Toronto – The union representing thousands of members in Ontario’s publicly funded colleges and universities is welcoming funds the province is offering the postsecondary education sector to cope with the financial hit of COVID-19.
“We commend the government for recognizing the importance of investing in the public sector when our colleges and universities are hurting due to COVID. We are also facing the challenge of private colleges trying to encroach on the public system,” said OPSEU/SEFPO President Warren (Smokey) Thomas. “OPSEU/SEFPO will keep engaging the government in productive talks to guarantee the sustainability of our public postsecondary system.”
The province has offered a total of $106.4 million to the 24 public colleges and 22 public universities it funds.
“We welcome any additional investments in public postsecondary education,” said RM Kennedy, chair of the OPSEU College Faculty Divisional Executive, “But this investment can’t begin to meet the need. Eleven colleges lack a full-time academic faculty librarian but offer critical programs with research components. We’re facing constant pressure to shrink or outsource our counselling services even as record numbers of students come to us with mental health crises.”
The chair of the OPSEU/SEFPO College Support Divisional Executive, Janice Hagan, said she is pleased the government has recognized there is a crisis in the colleges. “Some of our medium- and small-sized colleges have been hit very hard with cuts and layoffs since the pandemic. We hope this funding will help those colleges bring our members back as soon as possible to do their important work supporting students.”
College Part-Time Support Divisional Executive Chair Denis Martinez also believes more is needed. “The pandemic has hit my members really hard, with massive layoffs and hours cut,” she said. ”Some of this new money needs to go to bringing back laid-off members, restoring hours of work and providing these precarious workers with paid sick days.”
OPSEU/SEFPO Local 677 President Geoffrey Hudson is a university faculty member and belongs to the union’s Universities Division, representing over 6,000 members. He notes that the media is correct in laying out the dire financial situation universities find themselves in.
“It’s clear we’ll need far more investment to stay afloat. I’m appalled that Laurentian, the most seriously impacted university, is facing insolvency right now but is alone in receiving no funding whatsoever. The government must provide immediate additional resources to Laurentian.

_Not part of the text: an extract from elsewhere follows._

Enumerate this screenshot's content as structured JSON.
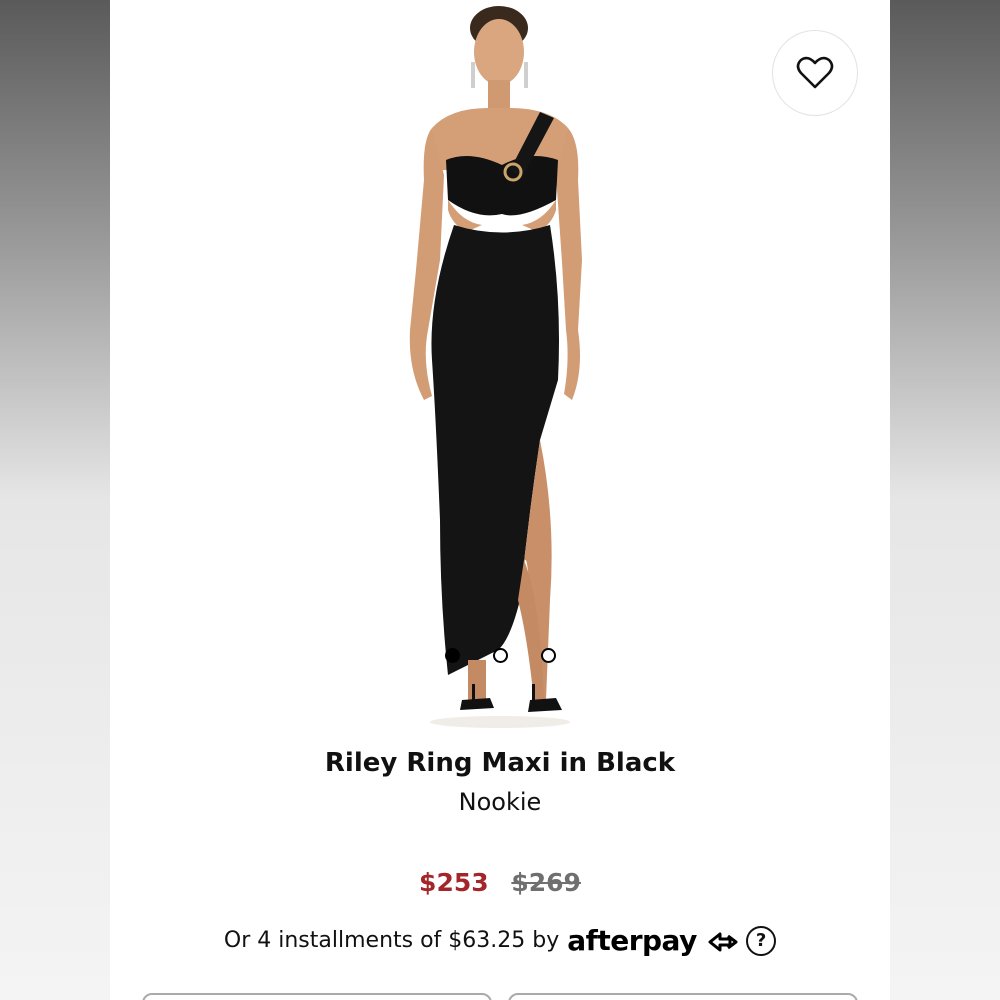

It also needs to sit down with all of us to have a very serious conversation about the further investments needed to sustain and enhance the education and research in our universities that’s so vital for Ontario’s economic future.”
“Colleges are the best job recovery program out there right now,” said OPSEU/SEFPO First Vice-President/Treasurer Eduardo (Eddy) Almeida. “They’re going to make or break our recovery. For every dollar you invest in them, you get $10 back in taxes. It’s time the government realized that and funded them properly.”
Thomas agreed, noting that a big investment is needed to make up for historical shortfalls in postsecondary education to drive the post-pandemic recovery. “I’ve been saying it for years, and it’s truer now than ever: A key to Ontario’s success lies in educating a workforce able to respond to the challenges of a constantly changing economy.
“There’s no free lunch, no magic bullet. Let’s get the money in the public postsecondary system – right now.”